Begin this hike just off the pavement at the rustic Thirteen Mile campground at the southern edge of the Colville National Forest. There’s no chance for a warm-up on this one, as the trail wastes no time in ascending a rocky gorge along a tumbling creek. Watch for seasonal waterfalls on the surrounding cliffs, and marvel at the sheer size of the Ponderosa pines along the route. Occasional signs still indicate the trail’s former use as a stock driveway for livestock on their way to market.

After the initial climb, the trail begins its more moderate and meandering route through open grasslands interrupted at times by stands of old growth ponderosa pine. In June, the wildflowers erupt in a riot of colors: from the ground-hugging and delicate-looking bitterroot blooms on the rocky outcroppings, to purple and blue patches of shooting stars and larkspur along seasonal seeps, to the camouflaged mountain lady slippers in the shade of the trees, there’s plenty to see for botanists and photographers alike.

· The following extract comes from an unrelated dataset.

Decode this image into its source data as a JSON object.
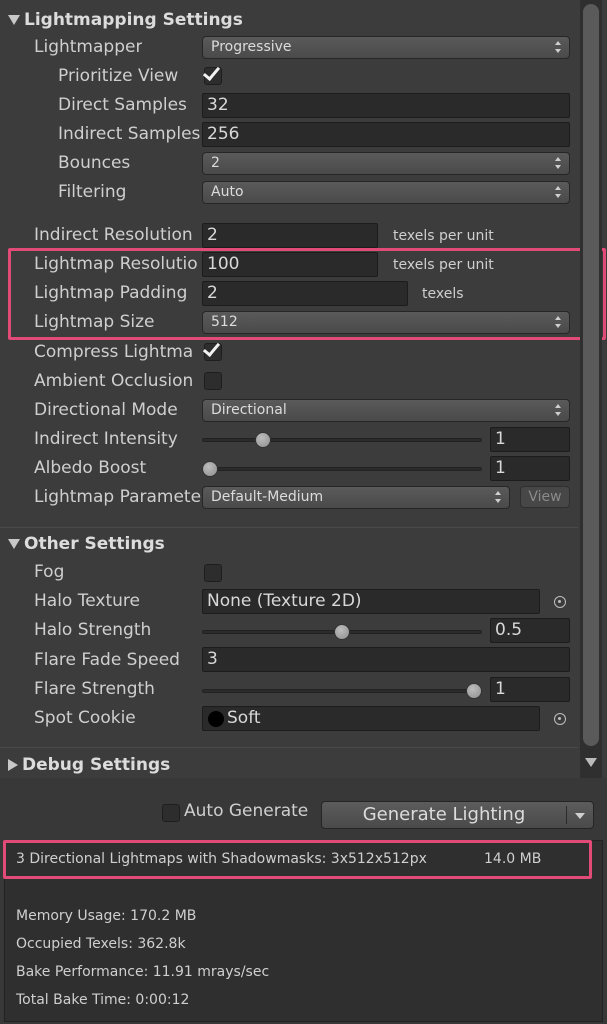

Peak baggers will need to cross Forest Service road 2054 at approximately the five mile mark to reach the namesake peak and former fire lookout site at about eight miles, but any place along this trail makes for a good picnic site before turning back to retrace the route. The trail is open to hiking as well as mountain bike and equestrian use. Keep dogs under control, as rattlesnakes, bears, and wolves are known to inhabit the area. //

Yellow bells bloom early in the open woodlands of Thirteen Mile. Photo: Crystal Gartner

Yellow bells bloom early in the open woodlands of Thirteen Mile. Photo: Crystal Gartner

Getting there: Take Hwy 395 north through Kettle Falls, then Hwy 20 west towards Republic. Just before Republic, take Hwy 21 south. Travel approximately thirteen miles to the trailhead and free campground on the east side of the highway.